• **Exercise data**
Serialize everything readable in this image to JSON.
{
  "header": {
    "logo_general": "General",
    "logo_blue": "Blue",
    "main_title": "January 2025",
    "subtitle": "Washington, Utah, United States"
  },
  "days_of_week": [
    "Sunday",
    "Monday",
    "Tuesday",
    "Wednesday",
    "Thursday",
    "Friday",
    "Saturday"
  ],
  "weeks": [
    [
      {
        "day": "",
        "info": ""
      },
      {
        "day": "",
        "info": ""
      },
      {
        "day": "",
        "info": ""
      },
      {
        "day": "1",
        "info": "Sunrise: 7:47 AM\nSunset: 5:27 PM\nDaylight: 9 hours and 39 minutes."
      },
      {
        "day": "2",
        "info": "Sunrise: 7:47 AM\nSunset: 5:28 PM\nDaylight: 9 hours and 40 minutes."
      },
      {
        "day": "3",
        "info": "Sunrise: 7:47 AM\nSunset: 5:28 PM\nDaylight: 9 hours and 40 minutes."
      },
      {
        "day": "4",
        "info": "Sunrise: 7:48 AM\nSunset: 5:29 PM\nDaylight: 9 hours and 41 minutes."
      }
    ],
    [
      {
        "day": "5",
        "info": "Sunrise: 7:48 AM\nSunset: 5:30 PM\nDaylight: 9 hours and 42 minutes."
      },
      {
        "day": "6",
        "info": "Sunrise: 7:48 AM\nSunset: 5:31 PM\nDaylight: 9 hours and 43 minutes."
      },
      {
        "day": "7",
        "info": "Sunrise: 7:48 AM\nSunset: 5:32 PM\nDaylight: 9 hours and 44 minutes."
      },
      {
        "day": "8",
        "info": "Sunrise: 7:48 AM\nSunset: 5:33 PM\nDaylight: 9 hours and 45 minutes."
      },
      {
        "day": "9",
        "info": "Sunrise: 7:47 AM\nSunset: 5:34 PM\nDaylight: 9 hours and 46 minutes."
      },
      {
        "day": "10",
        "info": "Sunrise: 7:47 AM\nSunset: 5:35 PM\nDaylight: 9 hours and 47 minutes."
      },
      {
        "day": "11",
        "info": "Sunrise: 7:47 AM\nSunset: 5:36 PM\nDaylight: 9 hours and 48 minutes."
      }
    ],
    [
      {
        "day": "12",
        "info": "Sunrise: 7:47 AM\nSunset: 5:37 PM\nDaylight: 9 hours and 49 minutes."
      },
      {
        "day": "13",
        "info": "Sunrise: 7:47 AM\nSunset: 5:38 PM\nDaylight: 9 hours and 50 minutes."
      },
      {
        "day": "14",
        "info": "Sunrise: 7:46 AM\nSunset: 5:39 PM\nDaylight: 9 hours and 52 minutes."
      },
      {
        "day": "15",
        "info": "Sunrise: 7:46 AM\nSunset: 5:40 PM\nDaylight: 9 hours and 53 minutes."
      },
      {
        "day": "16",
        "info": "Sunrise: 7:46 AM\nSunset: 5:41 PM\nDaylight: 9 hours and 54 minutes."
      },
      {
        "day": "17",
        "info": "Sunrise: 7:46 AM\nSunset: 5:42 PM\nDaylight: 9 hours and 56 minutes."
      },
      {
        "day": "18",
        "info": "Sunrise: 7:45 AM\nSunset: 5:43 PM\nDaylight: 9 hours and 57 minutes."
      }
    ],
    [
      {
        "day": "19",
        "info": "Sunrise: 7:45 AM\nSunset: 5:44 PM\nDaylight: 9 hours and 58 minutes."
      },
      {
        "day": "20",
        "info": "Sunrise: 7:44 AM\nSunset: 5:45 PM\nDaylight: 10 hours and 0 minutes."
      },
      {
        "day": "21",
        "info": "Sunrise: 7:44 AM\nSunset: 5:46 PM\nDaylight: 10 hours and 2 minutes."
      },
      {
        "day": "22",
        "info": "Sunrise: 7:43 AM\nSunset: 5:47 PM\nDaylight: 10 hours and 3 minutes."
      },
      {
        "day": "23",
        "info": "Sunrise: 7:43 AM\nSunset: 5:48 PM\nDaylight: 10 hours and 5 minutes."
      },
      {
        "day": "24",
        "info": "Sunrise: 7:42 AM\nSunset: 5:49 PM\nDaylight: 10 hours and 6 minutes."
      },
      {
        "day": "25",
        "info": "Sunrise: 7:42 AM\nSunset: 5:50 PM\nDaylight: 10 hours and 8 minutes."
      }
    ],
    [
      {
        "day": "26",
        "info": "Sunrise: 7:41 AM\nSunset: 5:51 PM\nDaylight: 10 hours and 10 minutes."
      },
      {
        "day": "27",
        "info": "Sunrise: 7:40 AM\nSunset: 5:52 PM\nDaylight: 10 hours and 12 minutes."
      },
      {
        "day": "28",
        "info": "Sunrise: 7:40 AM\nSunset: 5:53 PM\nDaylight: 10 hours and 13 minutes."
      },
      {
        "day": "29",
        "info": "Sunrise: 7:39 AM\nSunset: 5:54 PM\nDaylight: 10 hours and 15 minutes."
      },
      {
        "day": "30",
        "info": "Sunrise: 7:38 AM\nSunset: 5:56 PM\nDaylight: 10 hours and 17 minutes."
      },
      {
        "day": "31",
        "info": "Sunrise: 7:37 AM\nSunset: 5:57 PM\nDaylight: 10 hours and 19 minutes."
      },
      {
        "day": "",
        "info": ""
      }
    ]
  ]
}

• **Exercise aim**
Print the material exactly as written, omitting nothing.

• **Completed exercise**
Serialize everything readable in this image to JSON.
{
  "header": {
    "logo_general": "General",
    "logo_blue": "Blue",
    "main_title": "January 2025",
    "subtitle": "Washington, Utah, United States"
  },
  "days_of_week": [
    "Sunday",
    "Monday",
    "Tuesday",
    "Wednesday",
    "Thursday",
    "Friday",
    "Saturday"
  ],
  "weeks": [
    [
      {
        "day": "",
        "info": ""
      },
      {
        "day": "",
        "info": ""
      },
      {
        "day": "",
        "info": ""
      },
      {
        "day": "1",
        "info": "Sunrise: 7:47 AM\nSunset: 5:27 PM\nDaylight: 9 hours and 39 minutes."
      },
      {
        "day": "2",
        "info": "Sunrise: 7:47 AM\nSunset: 5:28 PM\nDaylight: 9 hours and 40 minutes."
      },
      {
        "day": "3",
        "info": "Sunrise: 7:47 AM\nSunset: 5:28 PM\nDaylight: 9 hours and 40 minutes."
      },
      {
        "day": "4",
        "info": "Sunrise: 7:48 AM\nSunset: 5:29 PM\nDaylight: 9 hours and 41 minutes."
      }
    ],
    [
      {
        "day": "5",
        "info": "Sunrise: 7:48 AM\nSunset: 5:30 PM\nDaylight: 9 hours and 42 minutes."
      },
      {
        "day": "6",
        "info": "Sunrise: 7:48 AM\nSunset: 5:31 PM\nDaylight: 9 hours and 43 minutes."
      },
      {
        "day": "7",
        "info": "Sunrise: 7:48 AM\nSunset: 5:32 PM\nDaylight: 9 hours and 44 minutes."
      },
      {
        "day": "8",
        "info": "Sunrise: 7:48 AM\nSunset: 5:33 PM\nDaylight: 9 hours and 45 minutes."
      },
      {
        "day": "9",
        "info": "Sunrise: 7:47 AM\nSunset: 5:34 PM\nDaylight: 9 hours and 46 minutes."
      },
      {
        "day": "10",
        "info": "Sunrise: 7:47 AM\nSunset: 5:35 PM\nDaylight: 9 hours and 47 minutes."
      },
      {
        "day": "11",
        "info": "Sunrise: 7:47 AM\nSunset: 5:36 PM\nDaylight: 9 hours and 48 minutes."
      }
    ],
    [
      {
        "day": "12",
        "info": "Sunrise: 7:47 AM\nSunset: 5:37 PM\nDaylight: 9 hours and 49 minutes."
      },
      {
        "day": "13",
        "info": "Sunrise: 7:47 AM\nSunset: 5:38 PM\nDaylight: 9 hours and 50 minutes."
      },
      {
        "day": "14",
        "info": "Sunrise: 7:46 AM\nSunset: 5:39 PM\nDaylight: 9 hours and 52 minutes."
      },
      {
        "day": "15",
        "info": "Sunrise: 7:46 AM\nSunset: 5:40 PM\nDaylight: 9 hours and 53 minutes."
      },
      {
        "day": "16",
        "info": "Sunrise: 7:46 AM\nSunset: 5:41 PM\nDaylight: 9 hours and 54 minutes."
      },
      {
        "day": "17",
        "info": "Sunrise: 7:46 AM\nSunset: 5:42 PM\nDaylight: 9 hours and 56 minutes."
      },
      {
        "day": "18",
        "info": "Sunrise: 7:45 AM\nSunset: 5:43 PM\nDaylight: 9 hours and 57 minutes."
      }
    ],
    [
      {
        "day": "19",
        "info": "Sunrise: 7:45 AM\nSunset: 5:44 PM\nDaylight: 9 hours and 58 minutes."
      },
      {
        "day": "20",
        "info": "Sunrise: 7:44 AM\nSunset: 5:45 PM\nDaylight: 10 hours and 0 minutes."
      },
      {
        "day": "21",
        "info": "Sunrise: 7:44 AM\nSunset: 5:46 PM\nDaylight: 10 hours and 2 minutes."
      },
      {
        "day": "22",
        "info": "Sunrise: 7:43 AM\nSunset: 5:47 PM\nDaylight: 10 hours and 3 minutes."
      },
      {
        "day": "23",
        "info": "Sunrise: 7:43 AM\nSunset: 5:48 PM\nDaylight: 10 hours and 5 minutes."
      },
      {
        "day": "24",
        "info": "Sunrise: 7:42 AM\nSunset: 5:49 PM\nDaylight: 10 hours and 6 minutes."
      },
      {
        "day": "25",
        "info": "Sunrise: 7:42 AM\nSunset: 5:50 PM\nDaylight: 10 hours and 8 minutes."
      }
    ],
    [
      {
        "day": "26",
        "info": "Sunrise: 7:41 AM\nSunset: 5:51 PM\nDaylight: 10 hours and 10 minutes."
      },
      {
        "day": "27",
        "info": "Sunrise: 7:40 AM\nSunset: 5:52 PM\nDaylight: 10 hours and 12 minutes."
      },
      {
        "day": "28",
        "info": "Sunrise: 7:40 AM\nSunset: 5:53 PM\nDaylight: 10 hours and 13 minutes."
      },
      {
        "day": "29",
        "info": "Sunrise: 7:39 AM\nSunset: 5:54 PM\nDaylight: 10 hours and 15 minutes."
      },
      {
        "day": "30",
        "info": "Sunrise: 7:38 AM\nSunset: 5:56 PM\nDaylight: 10 hours and 17 minutes."
      },
      {
        "day": "31",
        "info": "Sunrise: 7:37 AM\nSunset: 5:57 PM\nDaylight: 10 hours and 19 minutes."
      },
      {
        "day": "",
        "info": ""
      }
    ]
  ]
}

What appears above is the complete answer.